◆ **Work request**: Scan the entries below for "Insurance" and copy each line that holds it.

[Records from a data source]
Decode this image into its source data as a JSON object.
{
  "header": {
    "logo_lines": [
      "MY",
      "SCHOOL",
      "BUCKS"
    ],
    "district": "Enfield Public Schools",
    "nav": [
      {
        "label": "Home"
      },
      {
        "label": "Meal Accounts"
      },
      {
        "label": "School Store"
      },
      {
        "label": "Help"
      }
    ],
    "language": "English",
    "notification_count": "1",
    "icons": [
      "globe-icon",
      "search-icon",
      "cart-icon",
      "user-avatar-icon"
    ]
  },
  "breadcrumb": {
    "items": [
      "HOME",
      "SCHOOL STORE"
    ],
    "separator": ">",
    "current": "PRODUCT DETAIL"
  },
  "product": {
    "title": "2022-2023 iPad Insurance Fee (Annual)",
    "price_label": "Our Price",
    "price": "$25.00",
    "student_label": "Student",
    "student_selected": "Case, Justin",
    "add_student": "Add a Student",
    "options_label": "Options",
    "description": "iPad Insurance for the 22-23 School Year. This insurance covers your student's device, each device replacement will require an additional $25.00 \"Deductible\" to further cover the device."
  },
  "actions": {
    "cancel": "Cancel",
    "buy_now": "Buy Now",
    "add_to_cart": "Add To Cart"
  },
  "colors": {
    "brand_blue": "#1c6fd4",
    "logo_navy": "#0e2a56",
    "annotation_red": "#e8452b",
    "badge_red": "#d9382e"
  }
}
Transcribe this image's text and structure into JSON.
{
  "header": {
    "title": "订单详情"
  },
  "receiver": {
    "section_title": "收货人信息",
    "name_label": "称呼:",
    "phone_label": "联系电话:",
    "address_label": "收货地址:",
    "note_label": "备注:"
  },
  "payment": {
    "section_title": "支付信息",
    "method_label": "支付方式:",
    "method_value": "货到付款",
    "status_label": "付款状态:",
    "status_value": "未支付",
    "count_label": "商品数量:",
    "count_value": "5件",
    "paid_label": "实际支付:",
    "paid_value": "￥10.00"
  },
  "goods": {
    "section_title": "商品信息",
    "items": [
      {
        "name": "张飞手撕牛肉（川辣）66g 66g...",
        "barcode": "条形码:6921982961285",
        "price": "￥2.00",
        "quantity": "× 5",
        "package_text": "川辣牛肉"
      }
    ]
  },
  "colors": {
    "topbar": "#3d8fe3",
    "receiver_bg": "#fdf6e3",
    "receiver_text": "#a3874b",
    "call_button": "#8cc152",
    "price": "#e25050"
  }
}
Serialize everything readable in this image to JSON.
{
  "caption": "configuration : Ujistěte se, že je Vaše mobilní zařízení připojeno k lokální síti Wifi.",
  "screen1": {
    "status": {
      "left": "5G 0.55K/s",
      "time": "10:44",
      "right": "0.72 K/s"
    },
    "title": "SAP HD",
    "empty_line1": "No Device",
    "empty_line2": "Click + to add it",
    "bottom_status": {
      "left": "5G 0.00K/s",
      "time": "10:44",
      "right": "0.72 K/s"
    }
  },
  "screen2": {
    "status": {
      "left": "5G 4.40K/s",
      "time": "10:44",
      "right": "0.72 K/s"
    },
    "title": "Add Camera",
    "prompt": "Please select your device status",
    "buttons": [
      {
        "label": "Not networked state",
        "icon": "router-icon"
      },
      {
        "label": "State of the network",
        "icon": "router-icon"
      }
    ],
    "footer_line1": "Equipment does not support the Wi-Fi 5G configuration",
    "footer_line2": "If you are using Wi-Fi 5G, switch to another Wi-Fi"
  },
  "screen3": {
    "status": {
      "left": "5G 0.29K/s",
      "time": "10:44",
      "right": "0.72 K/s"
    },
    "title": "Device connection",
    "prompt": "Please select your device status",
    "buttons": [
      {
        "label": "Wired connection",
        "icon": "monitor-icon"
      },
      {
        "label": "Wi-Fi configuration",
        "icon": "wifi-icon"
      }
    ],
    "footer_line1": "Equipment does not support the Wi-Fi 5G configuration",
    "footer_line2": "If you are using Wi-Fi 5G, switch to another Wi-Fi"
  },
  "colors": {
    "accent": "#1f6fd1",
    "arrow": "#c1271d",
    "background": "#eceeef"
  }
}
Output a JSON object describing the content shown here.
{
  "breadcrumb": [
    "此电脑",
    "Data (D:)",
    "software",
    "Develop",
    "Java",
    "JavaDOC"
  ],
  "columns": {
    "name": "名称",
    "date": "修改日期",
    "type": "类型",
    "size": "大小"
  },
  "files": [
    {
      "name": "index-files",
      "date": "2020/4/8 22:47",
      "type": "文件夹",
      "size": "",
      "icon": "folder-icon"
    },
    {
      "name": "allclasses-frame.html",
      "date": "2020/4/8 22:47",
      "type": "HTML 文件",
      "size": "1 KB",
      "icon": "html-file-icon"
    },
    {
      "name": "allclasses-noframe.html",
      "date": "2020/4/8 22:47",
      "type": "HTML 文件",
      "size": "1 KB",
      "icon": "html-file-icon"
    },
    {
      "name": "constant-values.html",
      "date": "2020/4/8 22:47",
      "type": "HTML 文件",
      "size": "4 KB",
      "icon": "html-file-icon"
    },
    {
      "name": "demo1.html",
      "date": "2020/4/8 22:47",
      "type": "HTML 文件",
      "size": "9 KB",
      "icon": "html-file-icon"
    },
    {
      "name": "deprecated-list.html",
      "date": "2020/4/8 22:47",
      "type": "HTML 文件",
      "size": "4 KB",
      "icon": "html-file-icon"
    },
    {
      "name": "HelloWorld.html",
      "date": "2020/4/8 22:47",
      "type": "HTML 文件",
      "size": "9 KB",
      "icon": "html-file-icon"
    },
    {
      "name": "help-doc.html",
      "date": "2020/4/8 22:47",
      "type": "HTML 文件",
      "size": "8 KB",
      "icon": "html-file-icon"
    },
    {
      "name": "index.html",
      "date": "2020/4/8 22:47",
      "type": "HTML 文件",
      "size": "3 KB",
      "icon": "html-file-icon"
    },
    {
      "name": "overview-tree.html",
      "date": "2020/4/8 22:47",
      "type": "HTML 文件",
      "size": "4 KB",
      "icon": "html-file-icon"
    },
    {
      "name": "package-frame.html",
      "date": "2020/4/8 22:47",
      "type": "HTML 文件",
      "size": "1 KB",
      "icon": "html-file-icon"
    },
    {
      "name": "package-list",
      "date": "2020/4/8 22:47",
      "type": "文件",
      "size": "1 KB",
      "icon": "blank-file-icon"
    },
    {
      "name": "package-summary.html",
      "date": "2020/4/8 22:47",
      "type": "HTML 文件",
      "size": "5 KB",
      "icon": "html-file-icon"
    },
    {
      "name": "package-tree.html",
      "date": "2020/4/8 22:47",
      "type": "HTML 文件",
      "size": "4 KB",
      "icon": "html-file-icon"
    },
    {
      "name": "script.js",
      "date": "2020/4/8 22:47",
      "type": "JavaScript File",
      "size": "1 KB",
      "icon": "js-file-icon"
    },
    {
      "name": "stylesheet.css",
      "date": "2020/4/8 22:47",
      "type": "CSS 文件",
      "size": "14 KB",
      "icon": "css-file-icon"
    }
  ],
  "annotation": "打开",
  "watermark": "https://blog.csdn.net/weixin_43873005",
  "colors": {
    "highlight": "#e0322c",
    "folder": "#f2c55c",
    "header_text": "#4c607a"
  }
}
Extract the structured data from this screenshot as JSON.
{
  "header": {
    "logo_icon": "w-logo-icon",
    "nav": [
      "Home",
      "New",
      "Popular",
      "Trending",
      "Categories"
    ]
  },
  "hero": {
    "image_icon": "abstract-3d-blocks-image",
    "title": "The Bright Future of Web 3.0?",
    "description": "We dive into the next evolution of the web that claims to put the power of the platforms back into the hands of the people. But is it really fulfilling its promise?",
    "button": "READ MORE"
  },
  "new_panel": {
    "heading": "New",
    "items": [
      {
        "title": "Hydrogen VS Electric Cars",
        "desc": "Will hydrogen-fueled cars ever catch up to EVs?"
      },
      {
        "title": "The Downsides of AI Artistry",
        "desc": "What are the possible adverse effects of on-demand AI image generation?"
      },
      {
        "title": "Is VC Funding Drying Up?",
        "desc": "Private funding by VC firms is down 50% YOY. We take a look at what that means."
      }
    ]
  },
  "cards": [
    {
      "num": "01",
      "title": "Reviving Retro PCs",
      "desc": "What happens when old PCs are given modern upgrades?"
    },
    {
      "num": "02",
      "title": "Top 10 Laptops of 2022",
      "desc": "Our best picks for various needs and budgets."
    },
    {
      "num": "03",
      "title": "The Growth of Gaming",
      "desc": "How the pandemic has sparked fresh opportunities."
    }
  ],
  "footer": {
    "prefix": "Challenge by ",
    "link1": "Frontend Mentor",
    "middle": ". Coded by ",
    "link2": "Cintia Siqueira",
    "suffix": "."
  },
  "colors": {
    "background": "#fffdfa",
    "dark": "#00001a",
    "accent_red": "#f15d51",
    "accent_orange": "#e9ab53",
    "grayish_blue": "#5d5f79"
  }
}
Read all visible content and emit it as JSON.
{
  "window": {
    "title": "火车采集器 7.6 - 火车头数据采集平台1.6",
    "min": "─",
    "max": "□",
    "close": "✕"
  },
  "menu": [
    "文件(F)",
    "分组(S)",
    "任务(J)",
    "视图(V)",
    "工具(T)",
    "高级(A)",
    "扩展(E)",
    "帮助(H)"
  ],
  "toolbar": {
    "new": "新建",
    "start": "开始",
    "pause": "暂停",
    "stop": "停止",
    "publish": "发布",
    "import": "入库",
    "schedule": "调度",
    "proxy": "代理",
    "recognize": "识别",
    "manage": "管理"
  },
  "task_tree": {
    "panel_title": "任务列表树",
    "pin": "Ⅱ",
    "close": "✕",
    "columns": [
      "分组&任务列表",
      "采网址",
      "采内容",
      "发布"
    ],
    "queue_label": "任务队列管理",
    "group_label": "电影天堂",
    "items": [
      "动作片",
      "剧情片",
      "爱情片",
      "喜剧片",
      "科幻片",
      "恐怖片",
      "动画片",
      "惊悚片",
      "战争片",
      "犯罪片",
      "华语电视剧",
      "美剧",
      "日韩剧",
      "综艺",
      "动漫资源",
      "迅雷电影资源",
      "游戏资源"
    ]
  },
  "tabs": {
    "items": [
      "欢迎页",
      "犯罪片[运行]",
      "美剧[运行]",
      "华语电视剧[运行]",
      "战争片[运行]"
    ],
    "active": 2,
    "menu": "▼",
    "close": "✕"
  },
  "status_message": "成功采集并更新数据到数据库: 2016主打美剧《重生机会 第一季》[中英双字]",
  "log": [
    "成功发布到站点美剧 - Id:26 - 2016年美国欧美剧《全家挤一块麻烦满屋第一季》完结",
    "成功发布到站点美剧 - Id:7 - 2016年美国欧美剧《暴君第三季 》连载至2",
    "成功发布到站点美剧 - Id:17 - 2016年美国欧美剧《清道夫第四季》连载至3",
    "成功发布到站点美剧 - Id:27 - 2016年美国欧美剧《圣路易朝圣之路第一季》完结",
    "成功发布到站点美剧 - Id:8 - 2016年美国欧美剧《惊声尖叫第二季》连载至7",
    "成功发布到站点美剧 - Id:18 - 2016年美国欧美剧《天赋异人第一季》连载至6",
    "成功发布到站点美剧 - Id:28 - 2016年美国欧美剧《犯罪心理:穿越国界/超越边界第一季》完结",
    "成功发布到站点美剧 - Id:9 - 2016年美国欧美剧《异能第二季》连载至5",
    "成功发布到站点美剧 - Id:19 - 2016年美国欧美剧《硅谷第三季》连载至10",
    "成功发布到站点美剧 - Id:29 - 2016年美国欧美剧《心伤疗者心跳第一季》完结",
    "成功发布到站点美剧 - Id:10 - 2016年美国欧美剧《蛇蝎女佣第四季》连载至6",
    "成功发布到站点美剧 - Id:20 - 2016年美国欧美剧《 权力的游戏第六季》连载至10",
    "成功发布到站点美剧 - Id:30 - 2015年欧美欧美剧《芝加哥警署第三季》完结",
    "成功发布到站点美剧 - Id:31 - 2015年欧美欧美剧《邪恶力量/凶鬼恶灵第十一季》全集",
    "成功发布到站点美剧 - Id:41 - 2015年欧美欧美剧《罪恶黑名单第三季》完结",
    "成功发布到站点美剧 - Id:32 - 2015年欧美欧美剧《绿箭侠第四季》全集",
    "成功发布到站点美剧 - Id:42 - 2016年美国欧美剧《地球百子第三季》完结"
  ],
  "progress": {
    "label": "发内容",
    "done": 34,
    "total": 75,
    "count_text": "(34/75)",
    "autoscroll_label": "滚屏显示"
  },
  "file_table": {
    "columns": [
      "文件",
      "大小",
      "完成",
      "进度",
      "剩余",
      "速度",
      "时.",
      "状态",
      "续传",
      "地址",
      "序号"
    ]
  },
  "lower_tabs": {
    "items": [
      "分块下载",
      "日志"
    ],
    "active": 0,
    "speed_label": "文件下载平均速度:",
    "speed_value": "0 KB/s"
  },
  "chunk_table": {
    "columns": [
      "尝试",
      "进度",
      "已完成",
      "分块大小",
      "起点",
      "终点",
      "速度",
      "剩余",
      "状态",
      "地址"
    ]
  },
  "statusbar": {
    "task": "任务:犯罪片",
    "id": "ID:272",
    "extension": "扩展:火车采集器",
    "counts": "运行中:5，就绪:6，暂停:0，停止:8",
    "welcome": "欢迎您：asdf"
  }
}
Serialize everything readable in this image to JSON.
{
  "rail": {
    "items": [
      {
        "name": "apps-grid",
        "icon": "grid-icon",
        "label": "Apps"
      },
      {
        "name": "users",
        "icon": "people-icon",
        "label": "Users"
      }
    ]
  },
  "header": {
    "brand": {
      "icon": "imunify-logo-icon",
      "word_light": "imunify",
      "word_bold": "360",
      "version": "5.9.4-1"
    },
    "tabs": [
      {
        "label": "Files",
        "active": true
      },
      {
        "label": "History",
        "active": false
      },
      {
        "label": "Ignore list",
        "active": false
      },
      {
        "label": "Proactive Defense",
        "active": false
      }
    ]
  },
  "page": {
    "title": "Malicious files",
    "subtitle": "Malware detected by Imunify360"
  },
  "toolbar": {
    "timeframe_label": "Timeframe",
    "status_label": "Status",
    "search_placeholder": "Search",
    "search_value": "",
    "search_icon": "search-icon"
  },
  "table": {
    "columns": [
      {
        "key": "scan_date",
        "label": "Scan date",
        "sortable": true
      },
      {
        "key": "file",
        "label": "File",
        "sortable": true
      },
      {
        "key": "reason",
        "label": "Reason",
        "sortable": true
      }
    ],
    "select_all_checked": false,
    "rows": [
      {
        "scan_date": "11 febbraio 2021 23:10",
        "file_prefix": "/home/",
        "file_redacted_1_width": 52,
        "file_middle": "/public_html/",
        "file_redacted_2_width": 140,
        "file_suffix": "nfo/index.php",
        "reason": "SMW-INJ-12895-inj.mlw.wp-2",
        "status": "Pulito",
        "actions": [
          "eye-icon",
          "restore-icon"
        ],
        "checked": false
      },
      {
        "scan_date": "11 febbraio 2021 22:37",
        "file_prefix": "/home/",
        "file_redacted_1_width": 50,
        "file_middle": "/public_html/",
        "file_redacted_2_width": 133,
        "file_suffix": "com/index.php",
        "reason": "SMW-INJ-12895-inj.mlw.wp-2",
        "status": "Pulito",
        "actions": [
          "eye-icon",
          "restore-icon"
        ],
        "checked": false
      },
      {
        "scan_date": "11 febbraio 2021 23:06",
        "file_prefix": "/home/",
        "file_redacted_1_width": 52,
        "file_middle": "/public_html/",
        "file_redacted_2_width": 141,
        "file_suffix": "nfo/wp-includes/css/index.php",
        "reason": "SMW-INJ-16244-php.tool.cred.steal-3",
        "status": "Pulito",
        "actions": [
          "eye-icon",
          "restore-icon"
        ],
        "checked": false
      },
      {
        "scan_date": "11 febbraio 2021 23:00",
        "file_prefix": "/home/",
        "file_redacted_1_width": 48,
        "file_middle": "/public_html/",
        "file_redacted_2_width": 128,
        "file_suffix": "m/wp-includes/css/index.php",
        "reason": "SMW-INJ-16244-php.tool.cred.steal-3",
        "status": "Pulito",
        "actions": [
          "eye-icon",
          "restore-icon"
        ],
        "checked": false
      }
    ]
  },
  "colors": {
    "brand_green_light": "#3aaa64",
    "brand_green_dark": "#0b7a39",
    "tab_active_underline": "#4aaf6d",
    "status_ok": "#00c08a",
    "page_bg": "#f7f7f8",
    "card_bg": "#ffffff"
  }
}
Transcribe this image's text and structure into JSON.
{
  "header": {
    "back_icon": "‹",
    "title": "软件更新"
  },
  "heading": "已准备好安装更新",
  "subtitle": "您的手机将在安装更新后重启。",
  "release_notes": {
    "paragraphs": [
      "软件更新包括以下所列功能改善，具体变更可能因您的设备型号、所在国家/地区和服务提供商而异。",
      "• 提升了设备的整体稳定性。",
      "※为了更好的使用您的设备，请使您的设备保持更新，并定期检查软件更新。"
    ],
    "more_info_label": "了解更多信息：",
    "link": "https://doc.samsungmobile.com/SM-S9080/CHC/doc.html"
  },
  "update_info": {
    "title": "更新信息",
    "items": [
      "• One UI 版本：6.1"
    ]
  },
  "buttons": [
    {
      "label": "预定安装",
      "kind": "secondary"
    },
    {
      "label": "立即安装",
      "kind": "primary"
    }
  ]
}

◆ **Solution to the exercise**:
    "title": "2022-2023 iPad Insurance Fee (Annual)",
    "description": "iPad Insurance for the 22-23 School Year. This insurance covers your student's device, each device replacement will require an additional $25.00 \"Deductible\" to further cover the device."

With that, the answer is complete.